Angel for Shabbat

When Wickedness Parades as Justice:Thoughts for Parashat Tsav/Shabbat haGadol

This coming Shabbat is known as Shabbat haGadol—the great Shabbat recalling the Israelites’ preparation for their redemption from Egypt. Just as the ancient Israelites were redeemed from their cruel oppressors, so we pray that today’s Israelites will be redeemed from their oppressors. We pray that all humans will strive honestly and sincerely to remove the “strange gods” of hatred, hypocrisy and malice from within themselves.

Hiring and Firing: Thoughts for Parashat Vayikra

Mark Zuckerberg, head of Facebook, once said: “I will only hire someone to work directly for me if I would work for that person.” I assume he was referring to top echelon employees who would have major executive responsibilities. If these people shared his values and work ethic, then he would be ready to work for them. If they lacked those qualities, he would not hire them.

Remembering Rabbi Paul E. Schuchalter

“A constant fire shall be kept burning on the altar; it shall not go out” (Vayikra 6:6). This week, our family is observing the anniversary of the passing of my father-in-law, Rabbi Paul E. Schuchalter, of blessed memory. He had served for many years as rabbi of Congregation Sons of Israel in Suffern, New York. He also served as Jewish Chaplain of the Good Samaritan Hospital. Upon his retirement, he remained active in his rabbinic work, teaching and counseling.

Religious Music/Muzak: Thoughts for Vayakhel-Pekudei

Real religious teachers not only teach us the dos and don’ts of Judaism; they teach us how to approach our holy texts and observances with a sense of awe. “Muzak” types of religious teachers give the external impression of teaching religion but they lack content and authenticity.They do not convey a grand religious vision but are satisfied to present anecdotes and platitudes that don’t inspire and don’t allow us to grow or to think for ourselves.

Angel for Shabbat/Pessah
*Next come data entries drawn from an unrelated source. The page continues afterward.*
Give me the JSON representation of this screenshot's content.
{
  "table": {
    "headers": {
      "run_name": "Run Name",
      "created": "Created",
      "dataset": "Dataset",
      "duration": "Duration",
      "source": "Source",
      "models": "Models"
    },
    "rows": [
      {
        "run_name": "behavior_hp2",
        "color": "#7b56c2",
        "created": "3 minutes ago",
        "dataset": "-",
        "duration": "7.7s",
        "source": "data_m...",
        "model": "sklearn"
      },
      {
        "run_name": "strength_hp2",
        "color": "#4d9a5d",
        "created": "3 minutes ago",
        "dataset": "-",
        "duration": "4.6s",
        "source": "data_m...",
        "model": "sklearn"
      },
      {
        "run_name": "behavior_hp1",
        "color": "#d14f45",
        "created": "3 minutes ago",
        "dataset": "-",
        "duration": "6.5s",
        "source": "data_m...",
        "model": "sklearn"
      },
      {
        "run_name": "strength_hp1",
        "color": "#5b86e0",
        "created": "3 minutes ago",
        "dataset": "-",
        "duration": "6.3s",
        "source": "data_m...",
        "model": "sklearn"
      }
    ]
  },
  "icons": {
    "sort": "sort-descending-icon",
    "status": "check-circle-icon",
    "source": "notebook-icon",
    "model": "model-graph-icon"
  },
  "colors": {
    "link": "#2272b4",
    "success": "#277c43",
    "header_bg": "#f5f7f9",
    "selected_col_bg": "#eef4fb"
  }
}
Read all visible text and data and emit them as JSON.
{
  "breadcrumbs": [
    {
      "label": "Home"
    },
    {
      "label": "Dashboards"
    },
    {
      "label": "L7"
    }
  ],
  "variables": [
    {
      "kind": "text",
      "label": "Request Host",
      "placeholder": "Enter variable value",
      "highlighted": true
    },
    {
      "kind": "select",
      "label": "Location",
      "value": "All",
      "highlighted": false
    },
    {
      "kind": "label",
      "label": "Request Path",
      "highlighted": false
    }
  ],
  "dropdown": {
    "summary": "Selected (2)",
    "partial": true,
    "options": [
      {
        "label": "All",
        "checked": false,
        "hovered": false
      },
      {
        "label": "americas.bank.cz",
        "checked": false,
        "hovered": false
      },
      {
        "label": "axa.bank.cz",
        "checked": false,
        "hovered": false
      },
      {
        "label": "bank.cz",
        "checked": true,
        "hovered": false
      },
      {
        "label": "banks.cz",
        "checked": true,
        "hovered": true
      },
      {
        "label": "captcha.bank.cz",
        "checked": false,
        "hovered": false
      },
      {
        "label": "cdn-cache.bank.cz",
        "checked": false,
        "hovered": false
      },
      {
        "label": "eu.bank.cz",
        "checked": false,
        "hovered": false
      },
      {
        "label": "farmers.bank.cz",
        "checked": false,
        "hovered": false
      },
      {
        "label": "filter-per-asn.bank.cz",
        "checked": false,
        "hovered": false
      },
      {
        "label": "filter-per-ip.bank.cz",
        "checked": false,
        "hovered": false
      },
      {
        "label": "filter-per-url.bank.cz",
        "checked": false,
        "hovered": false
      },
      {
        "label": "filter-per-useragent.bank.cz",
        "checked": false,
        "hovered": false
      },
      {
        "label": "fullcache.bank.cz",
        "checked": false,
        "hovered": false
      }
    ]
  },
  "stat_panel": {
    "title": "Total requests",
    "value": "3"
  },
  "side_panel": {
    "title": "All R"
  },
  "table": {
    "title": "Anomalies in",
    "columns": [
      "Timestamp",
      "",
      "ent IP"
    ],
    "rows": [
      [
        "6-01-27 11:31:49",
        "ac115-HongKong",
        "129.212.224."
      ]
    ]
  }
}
During this covid 19 crisis, we see the whole and the broken tablets of humanity. Both are part of the human reality. But the Torah reminds us to think ahead, to look to better times. It calls on us to pick up the broken pieces and regain our sense of balance and commitment to the future.